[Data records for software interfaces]
- - -

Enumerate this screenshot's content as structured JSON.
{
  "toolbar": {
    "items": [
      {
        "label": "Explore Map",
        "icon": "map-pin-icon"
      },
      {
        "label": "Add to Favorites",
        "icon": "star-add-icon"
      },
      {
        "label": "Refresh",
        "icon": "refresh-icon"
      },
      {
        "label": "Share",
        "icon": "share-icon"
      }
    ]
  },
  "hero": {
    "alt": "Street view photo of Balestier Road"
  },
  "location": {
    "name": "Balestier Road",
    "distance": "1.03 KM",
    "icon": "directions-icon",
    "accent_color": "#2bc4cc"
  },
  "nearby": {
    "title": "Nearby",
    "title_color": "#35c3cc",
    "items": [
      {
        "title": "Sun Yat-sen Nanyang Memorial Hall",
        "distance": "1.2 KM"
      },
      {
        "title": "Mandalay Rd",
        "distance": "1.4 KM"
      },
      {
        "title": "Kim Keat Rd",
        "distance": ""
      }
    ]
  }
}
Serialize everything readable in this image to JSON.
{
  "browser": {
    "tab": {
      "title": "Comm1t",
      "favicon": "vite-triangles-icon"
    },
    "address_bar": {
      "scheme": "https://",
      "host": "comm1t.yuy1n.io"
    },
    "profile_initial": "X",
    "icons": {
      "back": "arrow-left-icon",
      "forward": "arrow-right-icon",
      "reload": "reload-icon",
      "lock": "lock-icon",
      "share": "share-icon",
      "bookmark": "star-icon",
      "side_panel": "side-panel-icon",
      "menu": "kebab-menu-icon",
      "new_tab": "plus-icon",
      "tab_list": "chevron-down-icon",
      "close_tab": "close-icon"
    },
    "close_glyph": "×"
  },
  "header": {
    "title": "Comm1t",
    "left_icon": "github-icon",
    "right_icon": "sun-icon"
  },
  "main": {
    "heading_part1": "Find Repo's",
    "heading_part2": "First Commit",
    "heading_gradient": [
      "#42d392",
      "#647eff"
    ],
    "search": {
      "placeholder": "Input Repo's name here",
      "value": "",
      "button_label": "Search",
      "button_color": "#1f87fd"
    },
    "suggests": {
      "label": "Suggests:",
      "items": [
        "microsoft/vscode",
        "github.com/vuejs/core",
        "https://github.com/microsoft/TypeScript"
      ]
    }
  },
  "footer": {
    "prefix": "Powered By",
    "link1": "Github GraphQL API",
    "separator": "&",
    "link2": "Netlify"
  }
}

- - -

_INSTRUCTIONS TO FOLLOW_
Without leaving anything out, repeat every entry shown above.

_RESPONSE TO THIS TASK_
Enumerate this screenshot's content as structured JSON.
{
  "toolbar": {
    "items": [
      {
        "label": "Explore Map",
        "icon": "map-pin-icon"
      },
      {
        "label": "Add to Favorites",
        "icon": "star-add-icon"
      },
      {
        "label": "Refresh",
        "icon": "refresh-icon"
      },
      {
        "label": "Share",
        "icon": "share-icon"
      }
    ]
  },
  "hero": {
    "alt": "Street view photo of Balestier Road"
  },
  "location": {
    "name": "Balestier Road",
    "distance": "1.03 KM",
    "icon": "directions-icon",
    "accent_color": "#2bc4cc"
  },
  "nearby": {
    "title": "Nearby",
    "title_color": "#35c3cc",
    "items": [
      {
        "title": "Sun Yat-sen Nanyang Memorial Hall",
        "distance": "1.2 KM"
      },
      {
        "title": "Mandalay Rd",
        "distance": "1.4 KM"
      },
      {
        "title": "Kim Keat Rd",
        "distance": ""
      }
    ]
  }
}
Serialize everything readable in this image to JSON.
{
  "browser": {
    "tab": {
      "title": "Comm1t",
      "favicon": "vite-triangles-icon"
    },
    "address_bar": {
      "scheme": "https://",
      "host": "comm1t.yuy1n.io"
    },
    "profile_initial": "X",
    "icons": {
      "back": "arrow-left-icon",
      "forward": "arrow-right-icon",
      "reload": "reload-icon",
      "lock": "lock-icon",
      "share": "share-icon",
      "bookmark": "star-icon",
      "side_panel": "side-panel-icon",
      "menu": "kebab-menu-icon",
      "new_tab": "plus-icon",
      "tab_list": "chevron-down-icon",
      "close_tab": "close-icon"
    },
    "close_glyph": "×"
  },
  "header": {
    "title": "Comm1t",
    "left_icon": "github-icon",
    "right_icon": "sun-icon"
  },
  "main": {
    "heading_part1": "Find Repo's",
    "heading_part2": "First Commit",
    "heading_gradient": [
      "#42d392",
      "#647eff"
    ],
    "search": {
      "placeholder": "Input Repo's name here",
      "value": "",
      "button_label": "Search",
      "button_color": "#1f87fd"
    },
    "suggests": {
      "label": "Suggests:",
      "items": [
        "microsoft/vscode",
        "github.com/vuejs/core",
        "https://github.com/microsoft/TypeScript"
      ]
    }
  },
  "footer": {
    "prefix": "Powered By",
    "link1": "Github GraphQL API",
    "separator": "&",
    "link2": "Netlify"
  }
}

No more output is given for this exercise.